“But both are very good companies. Woodside is better on the dividends for clients. It would be those two that I’d be picking for investors that want to get access to oil.”

For investors with more appetite for risk, Dawes reckons that Karoon Energy (ASX:KAR) is a good option with some near-term positives while engineering firm Worley (ASX:WOR), which builds oil and gas infrastructure is another option as they are also looking to transform the business over the next three to five years into a green engineering business for solar and wind farms.

“That’s a really good way of getting some oil and gas access via the engineering side but also getting the tailwind of that green energy that needs to be built,” Dawes said.

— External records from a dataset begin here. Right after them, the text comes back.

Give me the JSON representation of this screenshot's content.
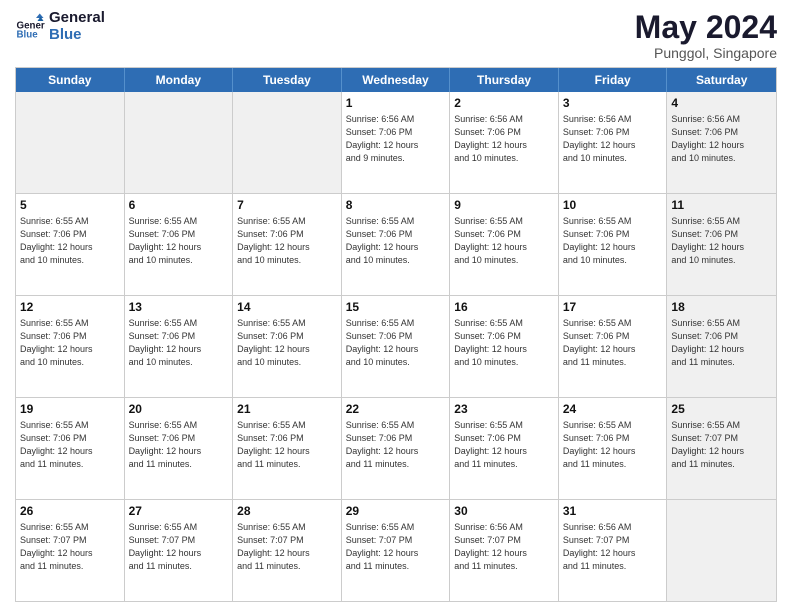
{
  "logo": {
    "name": "General",
    "name2": "Blue"
  },
  "header": {
    "title": "May 2024",
    "subtitle": "Punggol, Singapore"
  },
  "weekdays": [
    "Sunday",
    "Monday",
    "Tuesday",
    "Wednesday",
    "Thursday",
    "Friday",
    "Saturday"
  ],
  "weeks": [
    [
      {
        "day": "",
        "info": "",
        "shaded": true
      },
      {
        "day": "",
        "info": "",
        "shaded": true
      },
      {
        "day": "",
        "info": "",
        "shaded": true
      },
      {
        "day": "1",
        "info": "Sunrise: 6:56 AM\nSunset: 7:06 PM\nDaylight: 12 hours\nand 9 minutes."
      },
      {
        "day": "2",
        "info": "Sunrise: 6:56 AM\nSunset: 7:06 PM\nDaylight: 12 hours\nand 10 minutes."
      },
      {
        "day": "3",
        "info": "Sunrise: 6:56 AM\nSunset: 7:06 PM\nDaylight: 12 hours\nand 10 minutes."
      },
      {
        "day": "4",
        "info": "Sunrise: 6:56 AM\nSunset: 7:06 PM\nDaylight: 12 hours\nand 10 minutes.",
        "shaded": true
      }
    ],
    [
      {
        "day": "5",
        "info": "Sunrise: 6:55 AM\nSunset: 7:06 PM\nDaylight: 12 hours\nand 10 minutes."
      },
      {
        "day": "6",
        "info": "Sunrise: 6:55 AM\nSunset: 7:06 PM\nDaylight: 12 hours\nand 10 minutes."
      },
      {
        "day": "7",
        "info": "Sunrise: 6:55 AM\nSunset: 7:06 PM\nDaylight: 12 hours\nand 10 minutes."
      },
      {
        "day": "8",
        "info": "Sunrise: 6:55 AM\nSunset: 7:06 PM\nDaylight: 12 hours\nand 10 minutes."
      },
      {
        "day": "9",
        "info": "Sunrise: 6:55 AM\nSunset: 7:06 PM\nDaylight: 12 hours\nand 10 minutes."
      },
      {
        "day": "10",
        "info": "Sunrise: 6:55 AM\nSunset: 7:06 PM\nDaylight: 12 hours\nand 10 minutes."
      },
      {
        "day": "11",
        "info": "Sunrise: 6:55 AM\nSunset: 7:06 PM\nDaylight: 12 hours\nand 10 minutes.",
        "shaded": true
      }
    ],
    [
      {
        "day": "12",
        "info": "Sunrise: 6:55 AM\nSunset: 7:06 PM\nDaylight: 12 hours\nand 10 minutes."
      },
      {
        "day": "13",
        "info": "Sunrise: 6:55 AM\nSunset: 7:06 PM\nDaylight: 12 hours\nand 10 minutes."
      },
      {
        "day": "14",
        "info": "Sunrise: 6:55 AM\nSunset: 7:06 PM\nDaylight: 12 hours\nand 10 minutes."
      },
      {
        "day": "15",
        "info": "Sunrise: 6:55 AM\nSunset: 7:06 PM\nDaylight: 12 hours\nand 10 minutes."
      },
      {
        "day": "16",
        "info": "Sunrise: 6:55 AM\nSunset: 7:06 PM\nDaylight: 12 hours\nand 10 minutes."
      },
      {
        "day": "17",
        "info": "Sunrise: 6:55 AM\nSunset: 7:06 PM\nDaylight: 12 hours\nand 11 minutes."
      },
      {
        "day": "18",
        "info": "Sunrise: 6:55 AM\nSunset: 7:06 PM\nDaylight: 12 hours\nand 11 minutes.",
        "shaded": true
      }
    ],
    [
      {
        "day": "19",
        "info": "Sunrise: 6:55 AM\nSunset: 7:06 PM\nDaylight: 12 hours\nand 11 minutes."
      },
      {
        "day": "20",
        "info": "Sunrise: 6:55 AM\nSunset: 7:06 PM\nDaylight: 12 hours\nand 11 minutes."
      },
      {
        "day": "21",
        "info": "Sunrise: 6:55 AM\nSunset: 7:06 PM\nDaylight: 12 hours\nand 11 minutes."
      },
      {
        "day": "22",
        "info": "Sunrise: 6:55 AM\nSunset: 7:06 PM\nDaylight: 12 hours\nand 11 minutes."
      },
      {
        "day": "23",
        "info": "Sunrise: 6:55 AM\nSunset: 7:06 PM\nDaylight: 12 hours\nand 11 minutes."
      },
      {
        "day": "24",
        "info": "Sunrise: 6:55 AM\nSunset: 7:06 PM\nDaylight: 12 hours\nand 11 minutes."
      },
      {
        "day": "25",
        "info": "Sunrise: 6:55 AM\nSunset: 7:07 PM\nDaylight: 12 hours\nand 11 minutes.",
        "shaded": true
      }
    ],
    [
      {
        "day": "26",
        "info": "Sunrise: 6:55 AM\nSunset: 7:07 PM\nDaylight: 12 hours\nand 11 minutes."
      },
      {
        "day": "27",
        "info": "Sunrise: 6:55 AM\nSunset: 7:07 PM\nDaylight: 12 hours\nand 11 minutes."
      },
      {
        "day": "28",
        "info": "Sunrise: 6:55 AM\nSunset: 7:07 PM\nDaylight: 12 hours\nand 11 minutes."
      },
      {
        "day": "29",
        "info": "Sunrise: 6:55 AM\nSunset: 7:07 PM\nDaylight: 12 hours\nand 11 minutes."
      },
      {
        "day": "30",
        "info": "Sunrise: 6:56 AM\nSunset: 7:07 PM\nDaylight: 12 hours\nand 11 minutes."
      },
      {
        "day": "31",
        "info": "Sunrise: 6:56 AM\nSunset: 7:07 PM\nDaylight: 12 hours\nand 11 minutes."
      },
      {
        "day": "",
        "info": "",
        "shaded": true
      }
    ]
  ]
}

“And trillions of dollars needs to be spent each year to get us to that net zero 2050.”

Varrasso takes a more balanced approach with his $10,000, saying an ideal portfolio would includes a mix of energy stocks such Bass Oil (ASX:BAS) and Metgasco (ASX:MEL) as well as a staple producer to balance things out.

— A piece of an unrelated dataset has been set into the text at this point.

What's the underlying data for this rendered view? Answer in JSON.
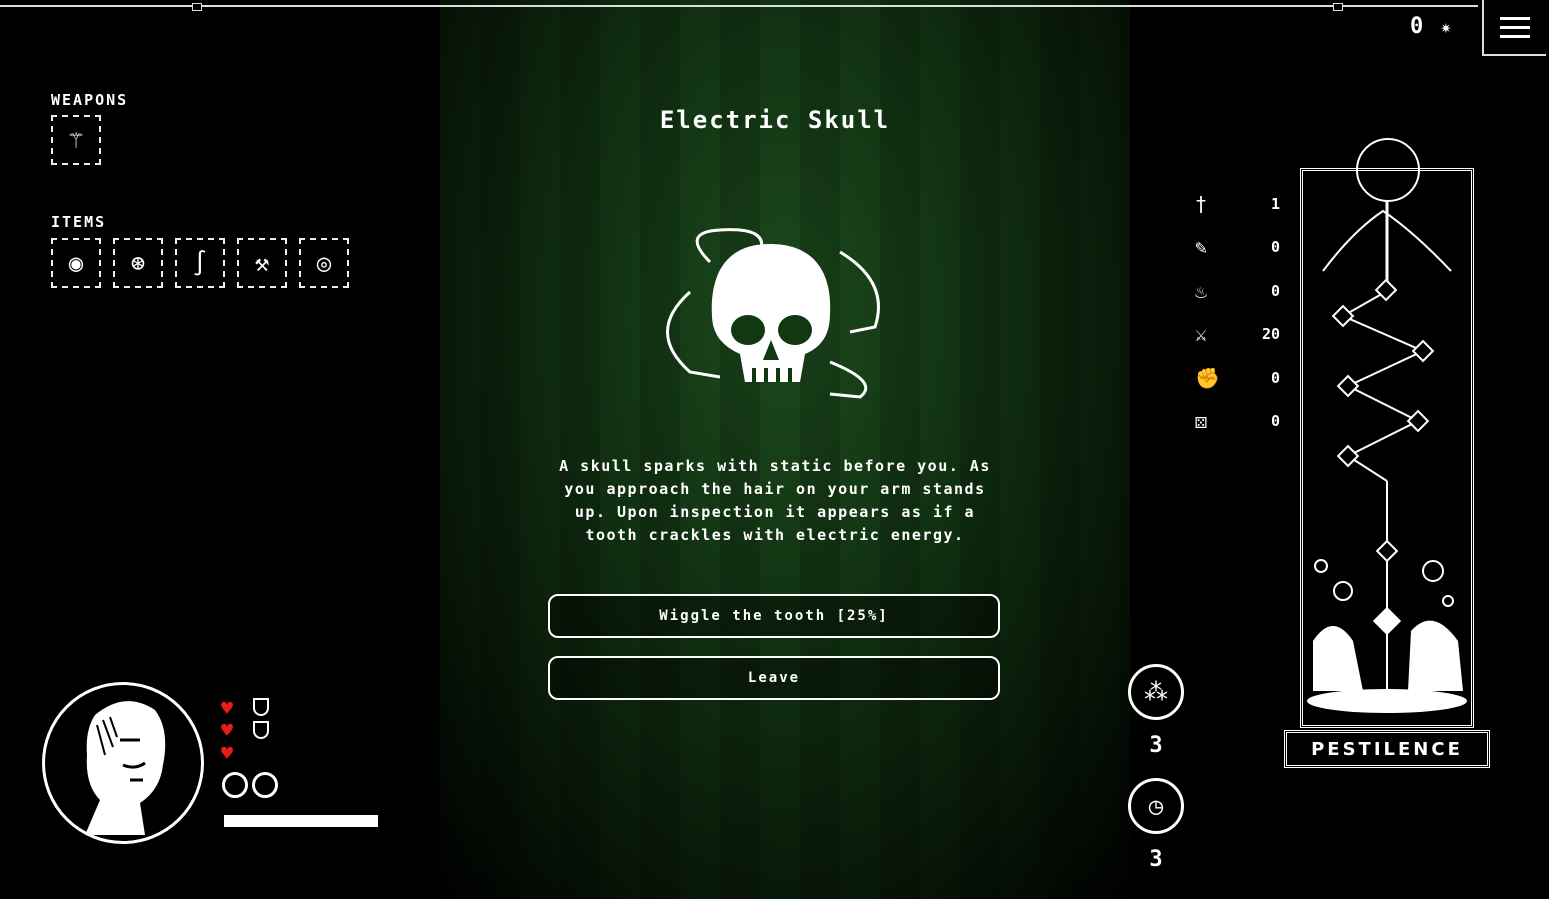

“Bass Oil managing director Tino Guglielmo has continued to deliver on the vigorous road to mid-tier oil & gas company – strategy, publishing strong revenue growth in FY22 and a net profit after tax of $42,593, only the second NPAT in the last five years,” he explained.

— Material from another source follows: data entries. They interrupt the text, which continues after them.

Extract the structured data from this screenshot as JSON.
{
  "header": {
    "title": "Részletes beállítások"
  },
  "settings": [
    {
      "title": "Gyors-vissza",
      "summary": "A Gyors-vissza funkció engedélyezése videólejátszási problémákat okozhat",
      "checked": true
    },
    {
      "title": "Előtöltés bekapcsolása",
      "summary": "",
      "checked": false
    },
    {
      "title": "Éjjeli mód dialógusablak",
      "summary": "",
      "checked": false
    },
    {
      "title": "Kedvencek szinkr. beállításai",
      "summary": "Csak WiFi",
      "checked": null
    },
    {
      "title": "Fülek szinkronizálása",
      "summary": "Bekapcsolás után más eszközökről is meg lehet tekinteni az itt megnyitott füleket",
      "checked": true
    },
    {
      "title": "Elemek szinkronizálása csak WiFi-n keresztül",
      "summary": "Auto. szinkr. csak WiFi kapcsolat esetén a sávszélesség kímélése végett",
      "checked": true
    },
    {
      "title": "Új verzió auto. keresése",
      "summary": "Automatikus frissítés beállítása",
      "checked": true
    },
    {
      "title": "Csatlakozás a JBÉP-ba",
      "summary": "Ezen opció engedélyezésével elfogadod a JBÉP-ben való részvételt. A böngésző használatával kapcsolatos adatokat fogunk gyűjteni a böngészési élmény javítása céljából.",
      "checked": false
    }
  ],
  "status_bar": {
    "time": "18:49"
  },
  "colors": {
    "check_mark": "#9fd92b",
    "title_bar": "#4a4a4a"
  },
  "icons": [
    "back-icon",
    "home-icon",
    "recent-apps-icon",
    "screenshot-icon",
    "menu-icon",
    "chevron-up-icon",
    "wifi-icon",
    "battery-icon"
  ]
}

“Bass produced 124,501 barrels of oil (net) during 2022, up 54% from the previous year. Their burgeoning growth potential expanding through increasing production and high-impact gas plays, in particular, via the deep Permian coal gas project in Bass’ 100% owned PEL 182 and testing the Kiwi gas discovery.

“However, our excitement is contained within Bass’ (100% interest) of PEL 182 in the Cooper Basin, South Australia, which has the potential to host 21 trillion cubic feet of in place gas along with 845 million barrels of condensate/oil in the deep coals.

“Santos has recently drilled and plans to frac the Beanbush 3 horizontal well to test commercialisation potential of the coals adjacent to PEL 182, in the same geological setting.”

He added Metgasco has interests in several assets across Western Australia, including the Cooper Basin and the Perth Basin and is now supplying gas from the Vali-1 and Vali-3 wells within the ATP 2021 joint venture (MEL 25%).

“The Vali joint venture has refrained from contracting the bulk of the field’s gas reserves, to enable a thorough understanding of the field’s producing reservoirs from its three existing wells,” Varrasso noted.

“The understanding acquired over the first 6–9 months of production will inform the preparation of a full field development plan and marketing of Vali’s uncontracted gas, which currently stands at gross 85 petajoules (Metgasco 21.25PJ).

“The Odin gas field located about 7km west of Vali has been independently certified as containing a gross 2C resource of approximately 40PJ of gas (Metgasco 10PJ). Metgasco can deliver significant value by leveraging its uncontracted reserves and resources into a growing East Coast market.”

The views, information, or opinions expressed in the interviews in this article are solely those of the interviewees and do not represent the views of Stockhead. Stockhead does not provide, endorse or otherwise assume responsibility for any financial product advice contained in this article.